Certainly, there are those who would argue that Washington had made no attempt to take a stand against the institution of slavery as president, and it stimulates the general argument from the ardent revisionist historians that examines Washington’s “hypocrisy” as a Founding Father. The accusative narrative condemns Washington since he didn’t free his slaves immediately after the Revolution or while he was president; thus, he did not honestly believe in genuine freedom.
Such logic is quite superficial and neglects the times in which Washington lived. The hesitation to publicly lead any effort to abolish slavery was probably a result of his concern that the issue could tear apart the infant nation that he had risked his life to build.

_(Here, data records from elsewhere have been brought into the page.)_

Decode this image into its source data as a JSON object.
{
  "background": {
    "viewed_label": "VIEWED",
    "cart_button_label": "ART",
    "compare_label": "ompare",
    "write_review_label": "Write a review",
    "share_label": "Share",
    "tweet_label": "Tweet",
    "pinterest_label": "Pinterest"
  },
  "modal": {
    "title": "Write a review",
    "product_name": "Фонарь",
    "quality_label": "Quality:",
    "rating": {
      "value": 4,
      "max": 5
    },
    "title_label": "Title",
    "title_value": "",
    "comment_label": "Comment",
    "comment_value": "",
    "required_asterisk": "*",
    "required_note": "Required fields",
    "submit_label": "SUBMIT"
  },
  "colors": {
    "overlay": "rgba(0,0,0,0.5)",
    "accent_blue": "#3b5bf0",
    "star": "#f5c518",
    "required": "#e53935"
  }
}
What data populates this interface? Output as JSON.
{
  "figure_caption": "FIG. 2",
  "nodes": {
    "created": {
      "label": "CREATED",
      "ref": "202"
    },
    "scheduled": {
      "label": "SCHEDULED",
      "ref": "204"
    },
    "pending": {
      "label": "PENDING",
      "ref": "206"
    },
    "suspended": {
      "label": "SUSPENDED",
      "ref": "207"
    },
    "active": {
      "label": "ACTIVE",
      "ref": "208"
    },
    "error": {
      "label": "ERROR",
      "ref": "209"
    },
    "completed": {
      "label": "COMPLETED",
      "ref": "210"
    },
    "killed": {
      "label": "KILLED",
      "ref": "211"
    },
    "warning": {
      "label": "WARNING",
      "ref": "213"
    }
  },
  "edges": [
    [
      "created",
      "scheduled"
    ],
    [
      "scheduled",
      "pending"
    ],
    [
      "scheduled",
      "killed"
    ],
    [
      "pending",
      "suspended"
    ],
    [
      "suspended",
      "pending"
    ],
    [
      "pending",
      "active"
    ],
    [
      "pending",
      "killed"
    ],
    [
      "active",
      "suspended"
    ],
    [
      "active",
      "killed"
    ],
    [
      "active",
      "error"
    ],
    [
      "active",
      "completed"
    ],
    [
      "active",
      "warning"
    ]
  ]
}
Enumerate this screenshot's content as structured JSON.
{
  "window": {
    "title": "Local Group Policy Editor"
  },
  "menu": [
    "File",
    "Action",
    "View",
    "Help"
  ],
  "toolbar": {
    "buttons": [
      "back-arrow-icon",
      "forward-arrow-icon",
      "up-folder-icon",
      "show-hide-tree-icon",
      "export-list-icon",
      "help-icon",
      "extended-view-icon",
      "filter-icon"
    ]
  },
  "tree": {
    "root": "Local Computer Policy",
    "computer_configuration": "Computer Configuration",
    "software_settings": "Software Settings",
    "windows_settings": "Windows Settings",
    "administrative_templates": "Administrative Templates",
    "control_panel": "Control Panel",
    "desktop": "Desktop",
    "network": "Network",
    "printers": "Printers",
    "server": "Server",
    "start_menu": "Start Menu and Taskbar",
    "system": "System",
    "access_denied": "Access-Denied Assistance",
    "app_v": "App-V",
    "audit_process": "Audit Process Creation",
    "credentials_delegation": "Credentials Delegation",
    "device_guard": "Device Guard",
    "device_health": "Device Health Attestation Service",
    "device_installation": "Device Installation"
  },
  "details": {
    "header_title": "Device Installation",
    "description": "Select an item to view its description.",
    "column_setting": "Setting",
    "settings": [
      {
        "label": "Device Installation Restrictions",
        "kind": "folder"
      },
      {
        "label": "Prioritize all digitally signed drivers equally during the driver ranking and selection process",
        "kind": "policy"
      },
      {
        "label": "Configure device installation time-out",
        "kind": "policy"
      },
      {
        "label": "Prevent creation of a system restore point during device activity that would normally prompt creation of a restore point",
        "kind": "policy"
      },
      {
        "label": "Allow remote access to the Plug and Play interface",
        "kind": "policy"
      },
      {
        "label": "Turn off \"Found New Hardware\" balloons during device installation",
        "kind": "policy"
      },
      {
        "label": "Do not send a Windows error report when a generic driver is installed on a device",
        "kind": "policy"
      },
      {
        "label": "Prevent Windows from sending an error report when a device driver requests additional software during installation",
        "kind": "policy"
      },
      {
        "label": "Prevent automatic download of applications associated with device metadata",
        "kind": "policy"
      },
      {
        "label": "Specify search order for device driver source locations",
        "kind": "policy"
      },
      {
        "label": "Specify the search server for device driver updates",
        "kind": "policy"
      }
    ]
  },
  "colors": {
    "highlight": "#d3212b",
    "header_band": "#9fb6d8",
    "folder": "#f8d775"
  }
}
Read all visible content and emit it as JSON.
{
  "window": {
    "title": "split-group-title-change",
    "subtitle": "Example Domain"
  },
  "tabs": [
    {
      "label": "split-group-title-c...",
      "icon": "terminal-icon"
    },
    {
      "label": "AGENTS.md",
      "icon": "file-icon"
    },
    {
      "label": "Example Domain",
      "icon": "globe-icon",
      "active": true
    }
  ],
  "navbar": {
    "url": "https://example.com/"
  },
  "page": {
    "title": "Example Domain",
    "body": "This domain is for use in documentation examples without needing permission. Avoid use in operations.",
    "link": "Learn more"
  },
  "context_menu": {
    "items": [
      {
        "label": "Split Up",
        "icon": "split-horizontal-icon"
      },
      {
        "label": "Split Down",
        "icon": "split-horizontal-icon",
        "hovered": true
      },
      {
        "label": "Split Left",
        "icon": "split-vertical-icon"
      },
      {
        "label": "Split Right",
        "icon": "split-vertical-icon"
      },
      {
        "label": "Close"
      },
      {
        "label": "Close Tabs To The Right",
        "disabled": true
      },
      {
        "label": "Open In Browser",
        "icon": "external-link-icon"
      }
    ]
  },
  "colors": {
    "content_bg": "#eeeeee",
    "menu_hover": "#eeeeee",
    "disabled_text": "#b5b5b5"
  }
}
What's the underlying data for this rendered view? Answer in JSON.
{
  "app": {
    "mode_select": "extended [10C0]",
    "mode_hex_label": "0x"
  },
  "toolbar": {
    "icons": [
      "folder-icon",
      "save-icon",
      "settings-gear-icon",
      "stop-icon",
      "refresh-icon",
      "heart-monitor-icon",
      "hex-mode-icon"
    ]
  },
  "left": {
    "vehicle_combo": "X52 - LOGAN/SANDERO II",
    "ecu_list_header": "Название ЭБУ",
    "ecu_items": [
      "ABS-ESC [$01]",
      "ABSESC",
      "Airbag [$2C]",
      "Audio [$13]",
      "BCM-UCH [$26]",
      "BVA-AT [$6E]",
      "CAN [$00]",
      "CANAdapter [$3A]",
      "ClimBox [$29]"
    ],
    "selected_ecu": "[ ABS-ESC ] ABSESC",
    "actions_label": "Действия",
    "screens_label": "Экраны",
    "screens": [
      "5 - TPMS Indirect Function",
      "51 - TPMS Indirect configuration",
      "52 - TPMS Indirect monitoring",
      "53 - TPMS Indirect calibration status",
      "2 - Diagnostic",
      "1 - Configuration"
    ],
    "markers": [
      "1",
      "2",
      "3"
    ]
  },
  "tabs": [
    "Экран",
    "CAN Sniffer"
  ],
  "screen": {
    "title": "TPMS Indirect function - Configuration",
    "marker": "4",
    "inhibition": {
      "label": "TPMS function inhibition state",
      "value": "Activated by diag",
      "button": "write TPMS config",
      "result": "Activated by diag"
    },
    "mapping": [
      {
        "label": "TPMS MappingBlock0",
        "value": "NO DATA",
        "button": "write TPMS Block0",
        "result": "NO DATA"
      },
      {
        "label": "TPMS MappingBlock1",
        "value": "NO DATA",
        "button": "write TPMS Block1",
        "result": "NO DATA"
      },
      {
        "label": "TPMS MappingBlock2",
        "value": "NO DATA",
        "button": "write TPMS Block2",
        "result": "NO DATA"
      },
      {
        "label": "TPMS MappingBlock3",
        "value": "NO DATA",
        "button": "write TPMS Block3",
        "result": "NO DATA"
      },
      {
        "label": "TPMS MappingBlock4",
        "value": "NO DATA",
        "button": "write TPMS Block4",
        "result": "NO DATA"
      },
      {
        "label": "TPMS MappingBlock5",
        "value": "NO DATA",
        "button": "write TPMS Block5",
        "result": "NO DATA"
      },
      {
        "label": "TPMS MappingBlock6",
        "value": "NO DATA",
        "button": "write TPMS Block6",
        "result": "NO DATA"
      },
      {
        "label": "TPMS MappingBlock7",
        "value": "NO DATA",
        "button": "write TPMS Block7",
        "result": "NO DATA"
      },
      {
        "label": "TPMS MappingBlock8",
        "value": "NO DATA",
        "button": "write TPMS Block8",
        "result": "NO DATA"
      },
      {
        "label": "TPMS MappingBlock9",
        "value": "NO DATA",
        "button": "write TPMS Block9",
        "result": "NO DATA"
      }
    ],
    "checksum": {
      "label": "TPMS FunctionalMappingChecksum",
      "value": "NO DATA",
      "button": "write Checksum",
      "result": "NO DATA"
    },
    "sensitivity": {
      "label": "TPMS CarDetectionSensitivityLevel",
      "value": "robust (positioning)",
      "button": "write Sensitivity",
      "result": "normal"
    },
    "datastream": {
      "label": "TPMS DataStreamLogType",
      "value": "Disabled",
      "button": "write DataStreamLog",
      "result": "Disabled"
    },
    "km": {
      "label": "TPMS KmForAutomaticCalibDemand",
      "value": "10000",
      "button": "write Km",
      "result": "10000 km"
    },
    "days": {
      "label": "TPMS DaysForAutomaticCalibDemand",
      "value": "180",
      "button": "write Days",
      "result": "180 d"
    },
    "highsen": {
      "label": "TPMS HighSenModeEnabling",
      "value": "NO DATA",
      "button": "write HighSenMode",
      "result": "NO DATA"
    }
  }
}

With the fundamental ideals and values for which he fought still so fragile and uncertain within the new republic, Washington would not have diminished the foundation for which he worked as a key leader. Instead, after struggling with the issue of ownership of human beings for quite a long time, Washington decided upon setting another precedent, to lead by example. Also in 1786, the old general had admitted to Lafayette:
Some petitions were presented to the Assembly [sic] at its last Session [sic], for the abolition of slavery, but they could scarcely obtain a reading. To set them [the slaves] afloat at once would, I really believe, be productive of much inconvenience & mischief; but by degrees it certainly might, & assuredly ought to be effected & that too by Legislative [sic] authority.
Yet, Washington would persist, and, despite being unable to sell some of his land or to lease land to engage in an experiment similar to Lafayette’s in French Guinea in 1796, he began to create provisions in his last will and testament to free his slaves. Finally written several months before Washington died in December 1799, he left specific instructions for the manumission of all the slaves who belonged to him after Martha Washington died. The provisions stipulated that slaves needed to learn a craft or a skill to be sure they could earn a living after emancipation. He made sure the young would be educated.
According to Joseph Ellis in “Founding Brothers,” George Washington’s “action on this score as usual, spoke louder than words, for they suggested an obligation beyond the grave to assist former slaves in the transition to freedom.”
Before the war, George Washington had been just another Virginia landowner who looked upon slavery as a normal part of life, but the Revolution transformed the old general.
One needs to ask the questions: What did he have to gain by freeing his slaves after he was dead and gone? Why did he care? The reality is that he did care!
George Washington attempted to break that cultural or social gravity of the Southern slave empire, but his hopes and ideals hit the sharp blades of the “fan of reality.” Yet, if one seriously considers what Washington did in the broader scope of things, students of U.S. history should view it as another precedent from the Father of the Country.
Washington’s true intentions and efforts can be viewed as the foundation for another president in another time, freeing the slaves on a national level.
The truth of Washington’s freeing his slaves should not be buried with this great man.